• WHAT IS REQUIRED: From the entries below, copy every line that holds the word "Transferred".

BEGIN RECORDS SHOWN

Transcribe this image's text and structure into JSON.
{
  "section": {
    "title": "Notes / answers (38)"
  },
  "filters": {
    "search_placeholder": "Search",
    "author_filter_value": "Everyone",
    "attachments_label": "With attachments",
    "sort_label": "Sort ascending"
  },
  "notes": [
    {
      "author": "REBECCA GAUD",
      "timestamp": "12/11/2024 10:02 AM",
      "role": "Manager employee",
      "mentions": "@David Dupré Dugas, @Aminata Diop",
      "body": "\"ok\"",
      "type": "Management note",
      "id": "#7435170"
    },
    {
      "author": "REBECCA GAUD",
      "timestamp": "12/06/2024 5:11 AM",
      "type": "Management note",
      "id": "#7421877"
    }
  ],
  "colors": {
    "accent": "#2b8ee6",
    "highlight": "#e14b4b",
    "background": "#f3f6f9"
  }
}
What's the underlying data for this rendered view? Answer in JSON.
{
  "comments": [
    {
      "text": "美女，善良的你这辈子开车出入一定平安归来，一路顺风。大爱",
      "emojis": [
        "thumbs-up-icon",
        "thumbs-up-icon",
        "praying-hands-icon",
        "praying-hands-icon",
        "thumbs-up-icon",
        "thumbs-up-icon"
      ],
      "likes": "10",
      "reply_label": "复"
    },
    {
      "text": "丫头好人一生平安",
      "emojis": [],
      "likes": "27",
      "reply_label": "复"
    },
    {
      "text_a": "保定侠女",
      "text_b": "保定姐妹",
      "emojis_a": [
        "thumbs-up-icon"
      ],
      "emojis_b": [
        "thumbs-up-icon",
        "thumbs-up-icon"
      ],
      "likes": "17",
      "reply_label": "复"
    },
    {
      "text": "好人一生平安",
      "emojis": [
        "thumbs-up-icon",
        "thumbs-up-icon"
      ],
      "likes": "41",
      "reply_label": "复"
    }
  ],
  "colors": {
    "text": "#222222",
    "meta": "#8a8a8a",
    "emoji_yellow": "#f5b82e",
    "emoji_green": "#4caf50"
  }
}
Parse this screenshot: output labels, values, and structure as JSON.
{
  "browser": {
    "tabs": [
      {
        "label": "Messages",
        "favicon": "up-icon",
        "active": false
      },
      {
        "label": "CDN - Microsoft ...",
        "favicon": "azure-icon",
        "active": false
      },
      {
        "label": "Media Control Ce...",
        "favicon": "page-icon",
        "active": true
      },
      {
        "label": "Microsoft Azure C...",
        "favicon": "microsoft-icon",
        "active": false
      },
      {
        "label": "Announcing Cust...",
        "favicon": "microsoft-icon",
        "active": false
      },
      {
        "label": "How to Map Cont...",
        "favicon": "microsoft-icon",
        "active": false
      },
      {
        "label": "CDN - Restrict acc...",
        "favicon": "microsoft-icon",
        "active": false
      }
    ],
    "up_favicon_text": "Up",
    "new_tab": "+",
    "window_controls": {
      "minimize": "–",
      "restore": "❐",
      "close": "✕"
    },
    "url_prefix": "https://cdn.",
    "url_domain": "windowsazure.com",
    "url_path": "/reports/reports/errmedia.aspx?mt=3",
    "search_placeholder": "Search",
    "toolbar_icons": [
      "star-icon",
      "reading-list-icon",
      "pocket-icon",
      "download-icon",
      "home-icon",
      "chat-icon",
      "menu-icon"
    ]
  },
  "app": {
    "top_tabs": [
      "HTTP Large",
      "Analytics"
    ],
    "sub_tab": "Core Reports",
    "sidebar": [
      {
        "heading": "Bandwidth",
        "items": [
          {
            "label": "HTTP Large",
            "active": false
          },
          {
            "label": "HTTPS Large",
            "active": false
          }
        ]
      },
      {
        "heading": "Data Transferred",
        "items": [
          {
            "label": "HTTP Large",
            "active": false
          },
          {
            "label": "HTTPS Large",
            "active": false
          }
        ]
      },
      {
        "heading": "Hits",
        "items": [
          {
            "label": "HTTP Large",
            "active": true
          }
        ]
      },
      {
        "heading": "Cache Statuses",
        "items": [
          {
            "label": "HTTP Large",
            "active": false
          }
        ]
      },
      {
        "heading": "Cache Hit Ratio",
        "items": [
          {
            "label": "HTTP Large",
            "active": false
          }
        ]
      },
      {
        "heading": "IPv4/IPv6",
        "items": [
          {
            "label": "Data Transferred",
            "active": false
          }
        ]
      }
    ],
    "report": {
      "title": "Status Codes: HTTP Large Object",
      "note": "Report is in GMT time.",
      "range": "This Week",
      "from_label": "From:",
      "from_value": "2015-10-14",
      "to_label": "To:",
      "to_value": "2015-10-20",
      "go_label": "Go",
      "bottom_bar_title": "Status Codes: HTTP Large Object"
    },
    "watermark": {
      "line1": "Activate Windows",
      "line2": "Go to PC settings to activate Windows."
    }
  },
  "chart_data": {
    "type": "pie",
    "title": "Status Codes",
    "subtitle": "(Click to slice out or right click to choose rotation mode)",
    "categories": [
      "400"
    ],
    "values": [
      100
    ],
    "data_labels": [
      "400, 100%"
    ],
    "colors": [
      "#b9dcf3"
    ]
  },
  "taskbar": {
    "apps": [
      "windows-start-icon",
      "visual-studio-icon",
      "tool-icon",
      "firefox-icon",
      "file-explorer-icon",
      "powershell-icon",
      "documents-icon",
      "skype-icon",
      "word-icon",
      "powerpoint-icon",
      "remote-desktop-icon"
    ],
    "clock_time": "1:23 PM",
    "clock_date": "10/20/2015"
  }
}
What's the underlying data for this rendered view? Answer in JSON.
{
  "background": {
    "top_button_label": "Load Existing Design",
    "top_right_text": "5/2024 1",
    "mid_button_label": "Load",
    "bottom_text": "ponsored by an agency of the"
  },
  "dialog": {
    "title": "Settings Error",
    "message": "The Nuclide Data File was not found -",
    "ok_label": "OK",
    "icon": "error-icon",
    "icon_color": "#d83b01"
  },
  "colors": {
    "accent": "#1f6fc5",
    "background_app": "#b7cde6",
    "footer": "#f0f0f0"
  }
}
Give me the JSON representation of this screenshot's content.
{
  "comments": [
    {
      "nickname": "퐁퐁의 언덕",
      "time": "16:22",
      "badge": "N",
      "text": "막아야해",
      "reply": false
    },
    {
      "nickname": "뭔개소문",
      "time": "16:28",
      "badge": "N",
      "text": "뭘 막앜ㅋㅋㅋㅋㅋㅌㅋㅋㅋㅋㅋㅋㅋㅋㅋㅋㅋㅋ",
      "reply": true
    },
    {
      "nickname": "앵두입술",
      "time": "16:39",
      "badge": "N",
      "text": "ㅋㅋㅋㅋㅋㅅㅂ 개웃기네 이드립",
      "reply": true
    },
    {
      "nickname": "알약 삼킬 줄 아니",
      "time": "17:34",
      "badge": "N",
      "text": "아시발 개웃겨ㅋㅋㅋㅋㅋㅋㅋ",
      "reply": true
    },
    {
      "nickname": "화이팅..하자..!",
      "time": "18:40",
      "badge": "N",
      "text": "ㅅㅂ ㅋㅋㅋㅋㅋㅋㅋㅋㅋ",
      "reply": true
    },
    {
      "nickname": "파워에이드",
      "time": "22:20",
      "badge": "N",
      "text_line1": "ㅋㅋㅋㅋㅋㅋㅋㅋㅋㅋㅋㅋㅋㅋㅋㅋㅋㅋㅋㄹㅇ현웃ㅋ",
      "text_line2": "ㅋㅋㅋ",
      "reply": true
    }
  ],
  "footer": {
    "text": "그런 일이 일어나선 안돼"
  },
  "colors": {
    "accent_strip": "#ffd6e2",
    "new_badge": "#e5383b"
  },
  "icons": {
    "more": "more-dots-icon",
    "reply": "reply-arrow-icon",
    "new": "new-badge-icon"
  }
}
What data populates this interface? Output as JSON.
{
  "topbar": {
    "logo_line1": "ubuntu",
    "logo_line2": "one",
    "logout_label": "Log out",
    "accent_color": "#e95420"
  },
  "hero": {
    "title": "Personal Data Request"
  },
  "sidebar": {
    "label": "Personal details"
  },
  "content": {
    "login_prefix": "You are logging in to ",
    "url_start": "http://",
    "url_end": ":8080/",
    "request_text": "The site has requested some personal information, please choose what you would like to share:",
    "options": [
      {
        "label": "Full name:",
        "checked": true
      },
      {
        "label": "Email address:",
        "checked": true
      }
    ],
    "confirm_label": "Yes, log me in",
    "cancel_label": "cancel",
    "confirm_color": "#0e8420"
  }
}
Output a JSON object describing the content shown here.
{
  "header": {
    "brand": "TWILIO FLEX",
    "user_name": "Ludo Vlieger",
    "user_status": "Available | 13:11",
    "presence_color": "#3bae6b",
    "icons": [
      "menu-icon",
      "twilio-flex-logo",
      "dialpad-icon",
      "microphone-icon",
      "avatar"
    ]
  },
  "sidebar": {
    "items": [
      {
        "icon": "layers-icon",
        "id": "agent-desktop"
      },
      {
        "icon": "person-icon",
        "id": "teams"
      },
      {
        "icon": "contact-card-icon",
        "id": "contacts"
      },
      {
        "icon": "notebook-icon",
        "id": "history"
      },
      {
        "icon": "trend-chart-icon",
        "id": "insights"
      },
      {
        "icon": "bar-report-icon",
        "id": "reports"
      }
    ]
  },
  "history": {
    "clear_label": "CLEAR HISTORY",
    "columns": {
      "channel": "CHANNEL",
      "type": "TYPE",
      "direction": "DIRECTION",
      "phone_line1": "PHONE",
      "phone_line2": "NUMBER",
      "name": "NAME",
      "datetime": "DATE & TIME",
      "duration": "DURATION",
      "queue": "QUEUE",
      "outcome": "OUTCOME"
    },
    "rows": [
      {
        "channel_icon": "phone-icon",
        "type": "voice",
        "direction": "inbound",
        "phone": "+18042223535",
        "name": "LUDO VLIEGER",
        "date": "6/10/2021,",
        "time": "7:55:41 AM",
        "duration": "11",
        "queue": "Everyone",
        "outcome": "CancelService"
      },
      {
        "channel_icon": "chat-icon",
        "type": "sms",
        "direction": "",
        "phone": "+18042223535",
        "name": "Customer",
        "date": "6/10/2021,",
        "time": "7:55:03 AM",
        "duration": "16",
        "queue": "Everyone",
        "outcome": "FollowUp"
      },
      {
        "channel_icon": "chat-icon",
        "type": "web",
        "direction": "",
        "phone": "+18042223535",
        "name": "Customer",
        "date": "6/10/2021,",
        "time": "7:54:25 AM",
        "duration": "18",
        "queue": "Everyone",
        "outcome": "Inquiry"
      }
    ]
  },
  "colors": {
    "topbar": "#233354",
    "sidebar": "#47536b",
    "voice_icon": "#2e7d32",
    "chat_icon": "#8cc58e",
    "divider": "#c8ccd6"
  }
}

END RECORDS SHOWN

• REPLY TO THE EXERCISE:
        "heading": "Data Transferred",
            "label": "Data Transferred",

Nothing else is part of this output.